"We proved the feasibility of the new technical route with the laser electron accelerator with ultra-high acceleration capability, and it downsized the facility size from kilometer level to 12 meters," says physicist Leng Yuxin, from the Chinese Academy of Sciences (CAS).
There were various challenges for the team in scaling down the technology while also keeping it practically useful. They had to shrink down the variation in the energy of the electrons to just 0.5 percent, for example, which required a series of optimizations that controlled the electron acceleration and ensured smooth travel.
The electrons are fired down a vacuum pipe and through a series of three magnetized undulators, which use their magnetic fields to shake the electrons and produce light. The emitted light pushes back on the electrons, pushing them into smaller groups that then generates the laser beam.
Increasing the electric field through the undulators while maintaining stability is one of the reasons that the setup could be made as compact as it was. It means many of the benefits of particle accelerators can be applied in experiments that are run inside a single room.
"The features of FEL, including its super high-resolution rates regarding time and space and super strong peak brightness, makes it possible to realize three-dimensional, multimodal imaging of matters with ultra-high precision," says physicist Wang Wentao, from CAS.
Not only is the new setup smaller than your standard particle accelerator and FEL configuration, it's also much more affordable as well – which opens up all kinds of potential new applications, even if the device isn't as powerful as the full-scale versions.
Actually getting the new particle accelerator and its FEL ready for practical lab experiments is going to take a lot more time and a lot more research, but the scientists have shown what's possible in terms of scaling down the whole system.

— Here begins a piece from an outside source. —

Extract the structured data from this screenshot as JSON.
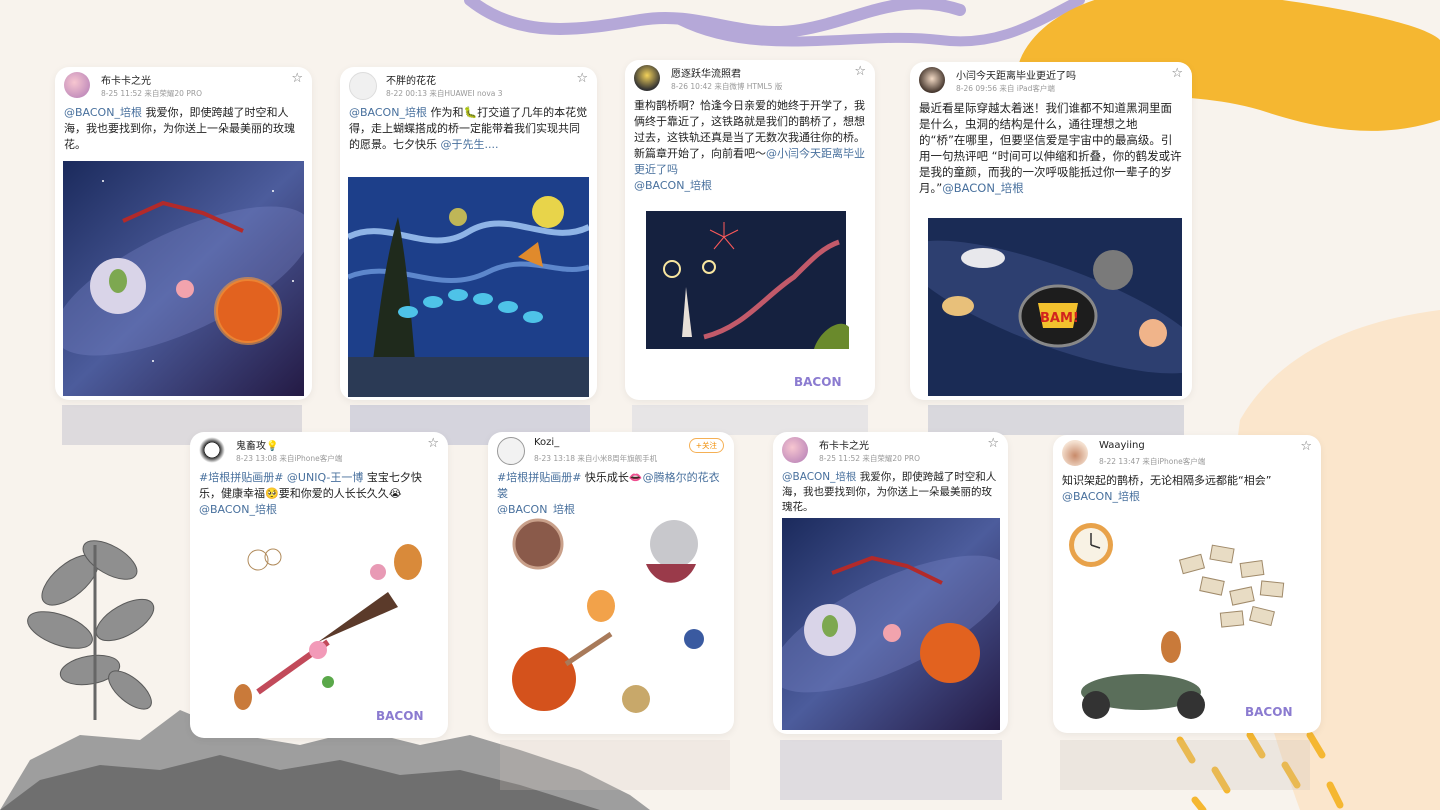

And while certain questions remain about how well the small accelerator and laser will match up to the results we're already getting from the bigger versions, other experts have been quick to praise the new research in what it's managed to do. A lot of new and exciting discoveries could be on the way.
"The application of the potential technology is likely to immensely expand human's understanding of the mystery of life and the revolution of living things," says Wentao.
The research has been published in Nature.